I found an interesting comment recently: "It is the complexity of melody which makes music beautiful, just as negative spaces make a painting work. When next at the easel, remember we are making music for the eyes". Mary Kilbreath, a wonderful artist who paints in oils, made this remark. When you look at her paintings, she does indeed use negative space wonderfully.
I have always been fascinated by the power and necessity of negative space. Perhaps my childhood spent with Japanese wood cuts hanging on many of the walls of our home had something to do with my love affair with it. For example, this is a wonderful Hokusai study of The Dragon of Smoke emerging from Mt Fujiyama.
Negative space in art is the empty space between delineated objects, the area where the eye can rest. It allows a very strong underlying composition to be woven into a drawing or painting, directing the eye around the art in subtle fashion. It allows a rhythm between the positives and negatives, similar to what Mary Kilbreath was saying about music, the pauses and silences highlighting the melody.
The classic demonstrations of negative space usually use pedestalled urns which also read as silhouetted faces, but I found this cat image was an interesting way of showing positive and negative in simple fashion.
One of the aspects of using negative space that I relate to very readily - again thanks to the Japanese influence - is ensuring that the composition reaches to all four sides of the paper or canvas. Carrying shapes and lines to the edges not only implies more space and continuation of the composition beyond the confines of the paper; it also helps break up the composition into more interesting shapes.
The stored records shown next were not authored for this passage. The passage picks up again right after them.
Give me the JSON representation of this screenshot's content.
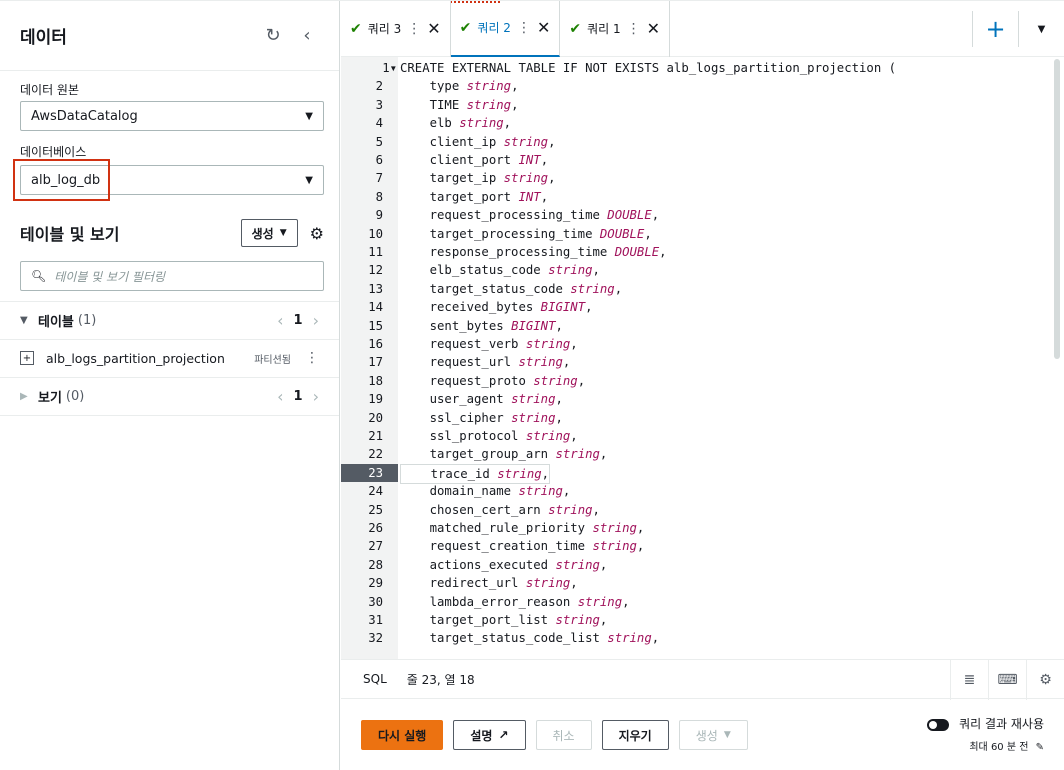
{
  "left": {
    "title": "데이터",
    "refresh_icon": "refresh-icon",
    "collapse_icon": "chevron-left-icon",
    "source_label": "데이터 원본",
    "source_value": "AwsDataCatalog",
    "db_label": "데이터베이스",
    "db_value": "alb_log_db",
    "tables_views_title": "테이블 및 보기",
    "create_label": "생성",
    "filter_placeholder": "테이블 및 보기 필터링",
    "tables_heading": "테이블",
    "tables_count": "(1)",
    "tables_page": "1",
    "table_item": "alb_logs_partition_projection",
    "table_badge": "파티션됨",
    "views_heading": "보기",
    "views_count": "(0)",
    "views_page": "1"
  },
  "tabs": [
    {
      "label": "쿼리 3",
      "active": false
    },
    {
      "label": "쿼리 2",
      "active": true
    },
    {
      "label": "쿼리 1",
      "active": false
    }
  ],
  "editor": {
    "lines": [
      [
        "1",
        "CREATE EXTERNAL TABLE IF NOT EXISTS alb_logs_partition_projection (",
        ""
      ],
      [
        "2",
        "    type ",
        "string"
      ],
      [
        "3",
        "    TIME ",
        "string"
      ],
      [
        "4",
        "    elb ",
        "string"
      ],
      [
        "5",
        "    client_ip ",
        "string"
      ],
      [
        "6",
        "    client_port ",
        "INT"
      ],
      [
        "7",
        "    target_ip ",
        "string"
      ],
      [
        "8",
        "    target_port ",
        "INT"
      ],
      [
        "9",
        "    request_processing_time ",
        "DOUBLE"
      ],
      [
        "10",
        "    target_processing_time ",
        "DOUBLE"
      ],
      [
        "11",
        "    response_processing_time ",
        "DOUBLE"
      ],
      [
        "12",
        "    elb_status_code ",
        "string"
      ],
      [
        "13",
        "    target_status_code ",
        "string"
      ],
      [
        "14",
        "    received_bytes ",
        "BIGINT"
      ],
      [
        "15",
        "    sent_bytes ",
        "BIGINT"
      ],
      [
        "16",
        "    request_verb ",
        "string"
      ],
      [
        "17",
        "    request_url ",
        "string"
      ],
      [
        "18",
        "    request_proto ",
        "string"
      ],
      [
        "19",
        "    user_agent ",
        "string"
      ],
      [
        "20",
        "    ssl_cipher ",
        "string"
      ],
      [
        "21",
        "    ssl_protocol ",
        "string"
      ],
      [
        "22",
        "    target_group_arn ",
        "string"
      ],
      [
        "23",
        "    trace_id ",
        "string"
      ],
      [
        "24",
        "    domain_name ",
        "string"
      ],
      [
        "25",
        "    chosen_cert_arn ",
        "string"
      ],
      [
        "26",
        "    matched_rule_priority ",
        "string"
      ],
      [
        "27",
        "    request_creation_time ",
        "string"
      ],
      [
        "28",
        "    actions_executed ",
        "string"
      ],
      [
        "29",
        "    redirect_url ",
        "string"
      ],
      [
        "30",
        "    lambda_error_reason ",
        "string"
      ],
      [
        "31",
        "    target_port_list ",
        "string"
      ],
      [
        "32",
        "    target_status_code_list ",
        "string"
      ]
    ],
    "current_line": 23
  },
  "status": {
    "language": "SQL",
    "position": "줄 23, 열 18"
  },
  "actions": {
    "run_again": "다시 실행",
    "explain": "설명",
    "cancel": "취소",
    "clear": "지우기",
    "create": "생성",
    "reuse_label": "쿼리 결과 재사용",
    "reuse_sub": "최대 60 분 전"
  },
  "colors": {
    "accent": "#0073bb",
    "primary_button": "#ec7211",
    "type_color": "#a0125b",
    "highlight": "#d13212"
  }
}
Negative space thus becomes easier to incorporate into the composition.
This is an example of my working to all four sides of the paper: Blue Encounter below. Negative space is part and parcel of the work.